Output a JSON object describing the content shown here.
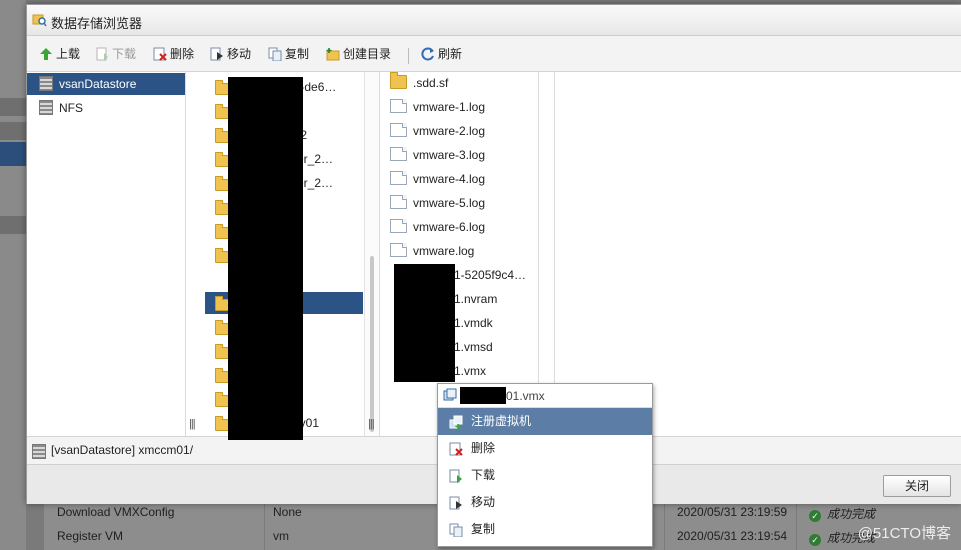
{
  "dialog": {
    "title": "数据存储浏览器",
    "toolbar": {
      "upload": "上载",
      "download": "下载",
      "delete": "删除",
      "move": "移动",
      "copy": "复制",
      "create_dir": "创建目录",
      "refresh": "刷新"
    },
    "datastores": [
      {
        "label": "vsanDatastore",
        "selected": true
      },
      {
        "label": "NFS",
        "selected": false
      }
    ],
    "folders_pane": {
      "visible_fragments": [
        "a2-de6…",
        "01",
        "002",
        "rver_2…",
        "rver_2…",
        "oxy01"
      ]
    },
    "files": [
      ".sdd.sf",
      "vmware-1.log",
      "vmware-2.log",
      "vmware-3.log",
      "vmware-4.log",
      "vmware-5.log",
      "vmware-6.log",
      "vmware.log",
      "1-5205f9c4…",
      "1.nvram",
      "1.vmdk",
      "1.vmsd",
      "1.vmx"
    ],
    "path": "[vsanDatastore] xmccm01/",
    "close_label": "关闭"
  },
  "context_menu": {
    "header": "01.vmx",
    "items": [
      "注册虚拟机",
      "删除",
      "下载",
      "移动",
      "复制"
    ],
    "highlighted": "注册虚拟机"
  },
  "background_tasks": {
    "rows": [
      {
        "name": "Download VMXConfig",
        "target": "None",
        "time": "2020/05/31 23:19:59",
        "status": "成功完成"
      },
      {
        "name": "Register VM",
        "target": "vm",
        "time": "2020/05/31 23:19:54",
        "status": "成功完成"
      }
    ]
  },
  "watermark": "@51CTO博客"
}
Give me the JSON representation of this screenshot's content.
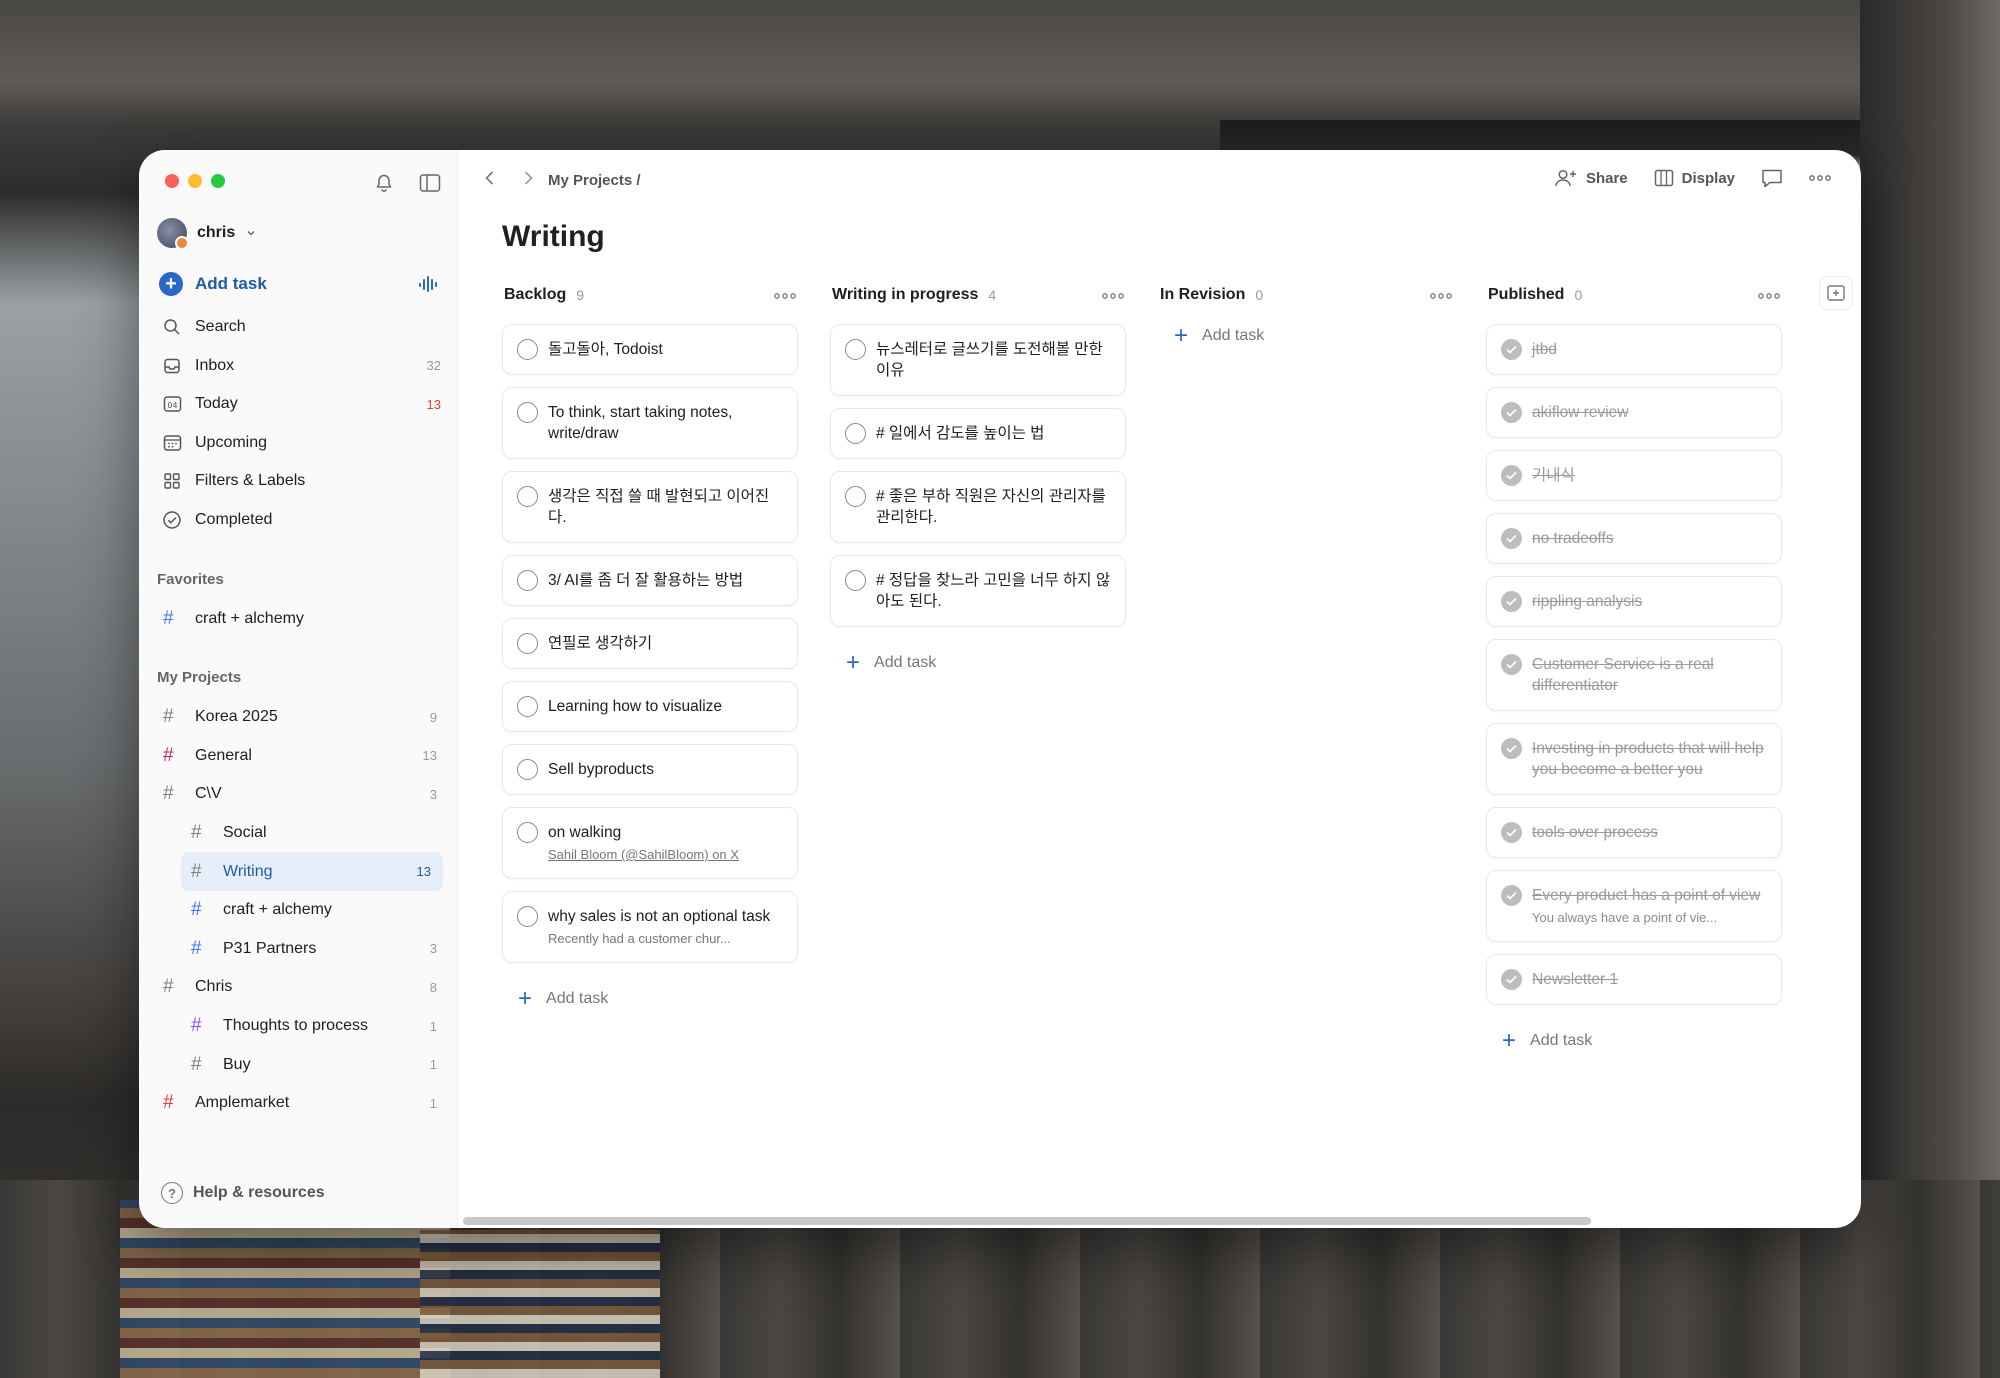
{
  "window": {
    "user": "chris",
    "add_task": "Add task",
    "nav": [
      {
        "label": "Search",
        "count": "",
        "icon": "search-icon"
      },
      {
        "label": "Inbox",
        "count": "32",
        "icon": "inbox-icon"
      },
      {
        "label": "Today",
        "count": "13",
        "icon": "calendar-today-icon",
        "count_color": "red"
      },
      {
        "label": "Upcoming",
        "count": "",
        "icon": "calendar-icon"
      },
      {
        "label": "Filters & Labels",
        "count": "",
        "icon": "grid-icon"
      },
      {
        "label": "Completed",
        "count": "",
        "icon": "check-circle-icon"
      }
    ],
    "today_icon_text": "04",
    "favorites_title": "Favorites",
    "favorites": [
      {
        "label": "craft + alchemy",
        "count": "",
        "color": "#4073ff"
      }
    ],
    "projects_title": "My Projects",
    "projects": [
      {
        "label": "Korea 2025",
        "count": "9",
        "color": "#808080",
        "sub": false
      },
      {
        "label": "General",
        "count": "13",
        "color": "#b8256f",
        "sub": false
      },
      {
        "label": "C\\V",
        "count": "3",
        "color": "#808080",
        "sub": false
      },
      {
        "label": "Social",
        "count": "",
        "color": "#808080",
        "sub": true
      },
      {
        "label": "Writing",
        "count": "13",
        "color": "#808080",
        "sub": true,
        "active": true
      },
      {
        "label": "craft + alchemy",
        "count": "",
        "color": "#4073ff",
        "sub": true
      },
      {
        "label": "P31 Partners",
        "count": "3",
        "color": "#4073ff",
        "sub": true
      },
      {
        "label": "Chris",
        "count": "8",
        "color": "#808080",
        "sub": false
      },
      {
        "label": "Thoughts to process",
        "count": "1",
        "color": "#884dff",
        "sub": true
      },
      {
        "label": "Buy",
        "count": "1",
        "color": "#808080",
        "sub": true
      },
      {
        "label": "Amplemarket",
        "count": "1",
        "color": "#db4035",
        "sub": false
      }
    ],
    "help": "Help & resources"
  },
  "topbar": {
    "breadcrumb": "My Projects /",
    "share": "Share",
    "display": "Display"
  },
  "page_title": "Writing",
  "add_task_label": "Add task",
  "columns": [
    {
      "name": "Backlog",
      "count": "9",
      "tasks": [
        {
          "title": "돌고돌아, Todoist"
        },
        {
          "title": "To think, start taking notes, write/draw"
        },
        {
          "title": "생각은 직접 쓸 때 발현되고 이어진다."
        },
        {
          "title": "3/ AI를 좀 더 잘 활용하는 방법"
        },
        {
          "title": "연필로 생각하기"
        },
        {
          "title": "Learning how to visualize"
        },
        {
          "title": "Sell byproducts"
        },
        {
          "title": "on walking",
          "sub": "Sahil Bloom (@SahilBloom) on X",
          "sub_link": true
        },
        {
          "title": "why sales is not an optional task",
          "sub": "Recently had a customer chur..."
        }
      ]
    },
    {
      "name": "Writing in progress",
      "count": "4",
      "tasks": [
        {
          "title": "뉴스레터로 글쓰기를 도전해볼 만한 이유"
        },
        {
          "title": "# 일에서 감도를 높이는 법"
        },
        {
          "title": "# 좋은 부하 직원은 자신의 관리자를 관리한다."
        },
        {
          "title": "# 정답을 찾느라 고민을 너무 하지 않아도 된다."
        }
      ]
    },
    {
      "name": "In Revision",
      "count": "0",
      "tasks": []
    },
    {
      "name": "Published",
      "count": "0",
      "tasks": [
        {
          "title": "jtbd",
          "done": true
        },
        {
          "title": "akiflow review",
          "done": true
        },
        {
          "title": "기내식",
          "done": true
        },
        {
          "title": "no tradeoffs",
          "done": true
        },
        {
          "title": "rippling analysis",
          "done": true
        },
        {
          "title": "Customer Service is a real differentiator",
          "done": true
        },
        {
          "title": "Investing in products that will help you become a better you",
          "done": true
        },
        {
          "title": "tools over process",
          "done": true
        },
        {
          "title": "Every product has a point of view",
          "sub": "You always have a point of vie...",
          "done": true
        },
        {
          "title": "Newsletter 1",
          "done": true
        }
      ]
    }
  ]
}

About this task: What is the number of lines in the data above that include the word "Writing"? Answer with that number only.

Reply: 3